(Source data)
┄┄┄┄┄┄┄┄┄┄┄┄┄┄┄┄┄┄┄┄

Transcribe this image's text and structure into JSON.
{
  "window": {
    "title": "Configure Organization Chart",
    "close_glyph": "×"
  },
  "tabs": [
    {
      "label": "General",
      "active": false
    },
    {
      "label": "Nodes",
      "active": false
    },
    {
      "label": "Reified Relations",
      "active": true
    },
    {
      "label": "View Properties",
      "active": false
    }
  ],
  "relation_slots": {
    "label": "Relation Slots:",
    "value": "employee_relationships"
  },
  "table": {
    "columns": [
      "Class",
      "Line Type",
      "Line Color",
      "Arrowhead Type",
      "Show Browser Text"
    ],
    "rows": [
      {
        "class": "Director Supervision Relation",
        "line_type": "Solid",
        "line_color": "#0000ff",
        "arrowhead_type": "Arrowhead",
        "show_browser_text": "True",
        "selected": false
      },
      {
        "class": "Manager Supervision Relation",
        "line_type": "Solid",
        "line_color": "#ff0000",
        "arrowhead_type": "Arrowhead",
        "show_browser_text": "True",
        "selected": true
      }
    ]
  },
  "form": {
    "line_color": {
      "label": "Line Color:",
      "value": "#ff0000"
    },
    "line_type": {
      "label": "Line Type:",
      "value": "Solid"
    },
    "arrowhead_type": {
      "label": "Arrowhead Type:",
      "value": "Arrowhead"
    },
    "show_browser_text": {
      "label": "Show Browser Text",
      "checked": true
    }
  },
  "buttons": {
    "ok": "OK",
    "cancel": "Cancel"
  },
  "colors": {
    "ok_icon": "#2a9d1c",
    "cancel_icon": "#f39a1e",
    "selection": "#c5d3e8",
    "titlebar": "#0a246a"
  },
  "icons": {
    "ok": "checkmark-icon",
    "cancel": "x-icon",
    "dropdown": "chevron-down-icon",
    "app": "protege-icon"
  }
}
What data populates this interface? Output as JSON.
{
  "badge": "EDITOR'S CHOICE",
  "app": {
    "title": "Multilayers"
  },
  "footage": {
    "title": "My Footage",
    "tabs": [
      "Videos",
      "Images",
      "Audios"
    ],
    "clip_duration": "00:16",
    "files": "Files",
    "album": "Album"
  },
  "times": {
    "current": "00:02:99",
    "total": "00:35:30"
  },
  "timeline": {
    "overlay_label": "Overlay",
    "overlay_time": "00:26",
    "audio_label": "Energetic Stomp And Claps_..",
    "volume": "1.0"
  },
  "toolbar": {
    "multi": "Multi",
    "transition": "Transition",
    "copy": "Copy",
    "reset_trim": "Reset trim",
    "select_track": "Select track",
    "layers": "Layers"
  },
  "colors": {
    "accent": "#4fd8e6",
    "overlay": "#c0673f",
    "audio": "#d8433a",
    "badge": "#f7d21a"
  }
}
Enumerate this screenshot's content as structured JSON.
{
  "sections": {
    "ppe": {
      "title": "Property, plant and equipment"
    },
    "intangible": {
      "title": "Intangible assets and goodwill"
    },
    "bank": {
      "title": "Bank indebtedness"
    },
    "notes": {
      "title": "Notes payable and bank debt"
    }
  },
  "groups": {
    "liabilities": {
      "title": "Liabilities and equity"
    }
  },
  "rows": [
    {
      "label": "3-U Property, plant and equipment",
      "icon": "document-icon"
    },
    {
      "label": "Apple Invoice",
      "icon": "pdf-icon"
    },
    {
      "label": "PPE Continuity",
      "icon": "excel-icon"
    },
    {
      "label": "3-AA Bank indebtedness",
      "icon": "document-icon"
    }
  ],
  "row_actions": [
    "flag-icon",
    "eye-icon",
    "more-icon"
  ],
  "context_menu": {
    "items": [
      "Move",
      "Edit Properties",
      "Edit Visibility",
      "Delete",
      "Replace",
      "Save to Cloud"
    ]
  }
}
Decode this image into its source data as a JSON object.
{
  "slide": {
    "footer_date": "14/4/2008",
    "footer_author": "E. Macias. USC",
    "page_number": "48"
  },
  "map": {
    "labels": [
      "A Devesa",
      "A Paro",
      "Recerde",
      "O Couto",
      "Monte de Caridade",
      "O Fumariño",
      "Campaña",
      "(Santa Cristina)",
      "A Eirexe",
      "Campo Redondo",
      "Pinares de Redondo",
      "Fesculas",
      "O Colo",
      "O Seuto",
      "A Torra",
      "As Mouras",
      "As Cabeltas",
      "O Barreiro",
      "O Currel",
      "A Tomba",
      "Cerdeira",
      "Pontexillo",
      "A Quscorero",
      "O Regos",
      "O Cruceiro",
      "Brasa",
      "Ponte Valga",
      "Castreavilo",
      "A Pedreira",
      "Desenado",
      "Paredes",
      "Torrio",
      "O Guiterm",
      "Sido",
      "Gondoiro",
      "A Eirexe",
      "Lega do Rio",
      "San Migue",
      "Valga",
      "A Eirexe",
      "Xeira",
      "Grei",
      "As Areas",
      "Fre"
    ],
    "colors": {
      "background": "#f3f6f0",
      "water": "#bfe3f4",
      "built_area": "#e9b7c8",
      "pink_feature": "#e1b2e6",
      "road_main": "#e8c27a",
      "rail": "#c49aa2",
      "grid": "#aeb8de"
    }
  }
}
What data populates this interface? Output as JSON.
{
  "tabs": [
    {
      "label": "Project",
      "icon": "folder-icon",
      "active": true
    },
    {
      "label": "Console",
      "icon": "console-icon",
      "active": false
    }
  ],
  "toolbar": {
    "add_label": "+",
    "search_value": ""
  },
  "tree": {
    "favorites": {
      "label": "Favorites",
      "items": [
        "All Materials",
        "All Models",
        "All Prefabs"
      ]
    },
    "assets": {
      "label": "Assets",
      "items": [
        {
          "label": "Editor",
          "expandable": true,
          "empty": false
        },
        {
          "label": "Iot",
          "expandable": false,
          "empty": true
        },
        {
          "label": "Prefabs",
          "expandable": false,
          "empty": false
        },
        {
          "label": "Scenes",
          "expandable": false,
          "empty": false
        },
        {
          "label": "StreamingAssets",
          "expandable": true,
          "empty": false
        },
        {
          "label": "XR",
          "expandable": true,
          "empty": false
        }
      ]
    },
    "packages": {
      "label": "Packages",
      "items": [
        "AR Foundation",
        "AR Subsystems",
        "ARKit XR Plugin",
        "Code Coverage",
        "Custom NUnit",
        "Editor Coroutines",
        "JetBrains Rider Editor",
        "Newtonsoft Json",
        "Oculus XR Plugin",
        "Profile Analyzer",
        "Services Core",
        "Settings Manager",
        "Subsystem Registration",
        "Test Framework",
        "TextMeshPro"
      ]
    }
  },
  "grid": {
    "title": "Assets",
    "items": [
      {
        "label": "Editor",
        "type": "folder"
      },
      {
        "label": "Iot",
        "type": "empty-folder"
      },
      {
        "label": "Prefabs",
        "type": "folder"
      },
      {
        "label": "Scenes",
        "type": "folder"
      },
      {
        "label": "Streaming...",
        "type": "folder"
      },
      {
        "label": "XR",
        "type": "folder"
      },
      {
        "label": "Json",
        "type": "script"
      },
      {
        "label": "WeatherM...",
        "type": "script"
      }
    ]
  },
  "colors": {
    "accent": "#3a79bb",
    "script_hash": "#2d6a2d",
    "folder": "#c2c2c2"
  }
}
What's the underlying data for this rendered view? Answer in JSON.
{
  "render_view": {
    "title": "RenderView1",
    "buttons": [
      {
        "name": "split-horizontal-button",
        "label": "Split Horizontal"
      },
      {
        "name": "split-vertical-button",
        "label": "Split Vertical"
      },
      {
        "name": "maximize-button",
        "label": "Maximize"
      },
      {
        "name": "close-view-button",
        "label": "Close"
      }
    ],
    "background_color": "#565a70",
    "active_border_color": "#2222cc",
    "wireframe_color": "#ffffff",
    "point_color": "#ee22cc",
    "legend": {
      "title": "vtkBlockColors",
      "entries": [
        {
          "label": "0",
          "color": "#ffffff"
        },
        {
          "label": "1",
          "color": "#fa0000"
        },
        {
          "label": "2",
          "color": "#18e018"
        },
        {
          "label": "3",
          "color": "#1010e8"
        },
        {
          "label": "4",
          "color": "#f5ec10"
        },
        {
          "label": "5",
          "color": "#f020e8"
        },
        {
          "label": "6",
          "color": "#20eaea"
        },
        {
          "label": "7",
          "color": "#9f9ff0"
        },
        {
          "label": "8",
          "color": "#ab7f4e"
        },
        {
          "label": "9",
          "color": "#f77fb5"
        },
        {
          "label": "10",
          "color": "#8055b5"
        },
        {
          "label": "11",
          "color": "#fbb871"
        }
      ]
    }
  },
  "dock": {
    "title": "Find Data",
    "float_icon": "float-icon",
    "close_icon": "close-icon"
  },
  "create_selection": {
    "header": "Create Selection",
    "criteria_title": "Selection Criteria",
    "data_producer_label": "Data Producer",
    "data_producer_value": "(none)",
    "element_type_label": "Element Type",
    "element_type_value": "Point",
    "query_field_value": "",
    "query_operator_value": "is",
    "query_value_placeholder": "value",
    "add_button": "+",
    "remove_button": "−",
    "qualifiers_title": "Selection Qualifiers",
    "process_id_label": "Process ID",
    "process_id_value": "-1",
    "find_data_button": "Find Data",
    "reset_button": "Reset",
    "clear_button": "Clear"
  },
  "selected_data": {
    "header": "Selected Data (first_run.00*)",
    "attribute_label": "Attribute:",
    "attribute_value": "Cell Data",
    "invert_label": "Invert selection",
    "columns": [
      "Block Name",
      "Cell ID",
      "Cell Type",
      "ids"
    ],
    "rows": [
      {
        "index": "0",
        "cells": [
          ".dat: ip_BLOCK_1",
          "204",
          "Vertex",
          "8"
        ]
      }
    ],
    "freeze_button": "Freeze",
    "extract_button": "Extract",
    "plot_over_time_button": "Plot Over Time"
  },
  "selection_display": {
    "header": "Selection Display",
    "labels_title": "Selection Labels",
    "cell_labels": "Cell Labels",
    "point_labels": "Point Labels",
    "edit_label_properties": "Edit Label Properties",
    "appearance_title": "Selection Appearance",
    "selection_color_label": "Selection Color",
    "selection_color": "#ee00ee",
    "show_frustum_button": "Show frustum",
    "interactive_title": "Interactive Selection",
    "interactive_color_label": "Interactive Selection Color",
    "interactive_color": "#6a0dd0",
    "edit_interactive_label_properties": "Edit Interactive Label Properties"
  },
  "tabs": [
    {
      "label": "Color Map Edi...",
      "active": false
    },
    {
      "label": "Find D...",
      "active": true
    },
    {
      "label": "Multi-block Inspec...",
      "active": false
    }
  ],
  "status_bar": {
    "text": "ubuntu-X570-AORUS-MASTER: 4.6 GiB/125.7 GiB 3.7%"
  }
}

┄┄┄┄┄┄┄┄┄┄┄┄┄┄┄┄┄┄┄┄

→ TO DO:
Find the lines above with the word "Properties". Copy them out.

→ RESPONSE:
      "label": "View Properties",
      "Edit Properties",
    "edit_label_properties": "Edit Label Properties",
    "edit_interactive_label_properties": "Edit Interactive Label Properties"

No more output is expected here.